Strictly speaking, no one else in India is currently working on a “recommendation” product with the reach that we have. Our huge user base allows us to analyse GBs of data every second and fine-tune our machine learning algorithms to improve recommendations. While our current focus is product recommendation from e-commerce stores, we soon plan to expand the engine to other services, content and even ads on the Dailyhunt platform. Dailyhunt is India’s largest content aggregator app, with over 25m Monthly Active Users (MAUs) and is owned by our parent company, Ver Se Innovations Pvt. Ltd.
What has been the biggest technical challenge you’ve faced while running Buyt?
I think the core tech companies have not really been encouraged in India due to a multitude of reasons – a tradition of “jugaad”, which while helpful prevents a perfectionist view of things that flourishes in Silicon Valley for example, the lack of quality start-ups and companies in the domain, the relentless focus and heavy investments in ideas (because of a 100bn market) and the number of users without actual technical depth, etc. Of course, this is slowly and steadily changing and companies like Flipkart are investing heavily in tech. So our initial challenge was to convince our partners and investors of the potential and “ability to scale” of a recommendation engine. After initial scepticism, we were able to convince all stakeholders and currently lead the market for such a product.
What are some of the attributes you look out for in prospective technology employees?
My belief is that specific technologies are not difficult to master if a person has the right talent and temperament. For example, someone who knows C++ can master another language like Java or Python quite easily as the paradigms of programming are similar across languages and the only thing that varies is syntax. So I look for general programming proficiency, problem solving ability, a basic level of fluency in mathematics, and above all, a “can-do” mentality. For learning the rest, there is Google! 🙂

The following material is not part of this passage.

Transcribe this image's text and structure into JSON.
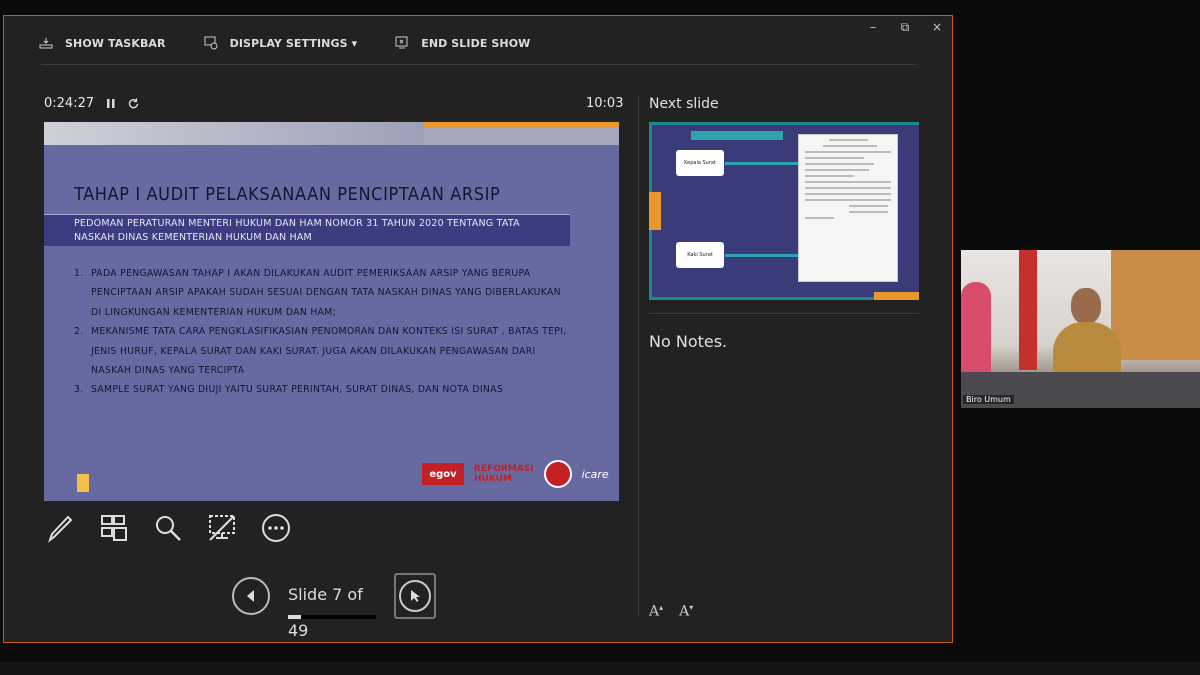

How do you keep up to date with the latest happenings in the technology world?
Mostly online. I have subscriptions to a lot of tech and start-up-related groups like techcrunch, techcircle and vccircle. The rest comes by voraciously reading articles and tech magazines, and also talking and brainstorming with colleagues and the team. Sometimes, events like start-up and tech meets do help.
What gets you excited about coming to work every day?
I worked on expectation maximization (EM) algorithms and machine learning during my internship at the Max Planck Institute of Biological Cybernetics in Tubingen, Germany while I was in the 3rd year at IIT Bombay. That piqued my interest in machine learning and how a system could, on its own, “auto-learn” based on data and some initial ad-hoc rules. BuyT finally gave me the opportunity to merge this theory into the real-world commercial applications. This being my initial driving principle has continued till today. After almost 3 years, we still keep on innovating and even now, we’re constantly broadening the scope of the application of our recommendation engine – so there are new things to do and more than enough to keep me and the team motivated.
What sets Buyt engineering culture apart?
Our single-minded focus is building good, useful technology and cutting-edge products. We’re flexible in most other ways – whether people want to shift their work hours, or work from home for a while or schedule their leave flexibly. While discipline is of course important, and we do have strict deadlines, I believe a lack of everyday constraints allows people to work at their productive best.
Which Buyt value resonates best with you?
Simplicity is the best policy :). As I said before, instead of fancy-sounding and expensive software, we have predominantly used open-source software which are easy to use, learn and customize. These first principles have helped us scale to 40m unique users and 100m page views per month!
Any piece of advice for the techies out there?
A particular language does not matter. Improve programming skills in general and always be on the lookout to improve. And refer to (14). 🙂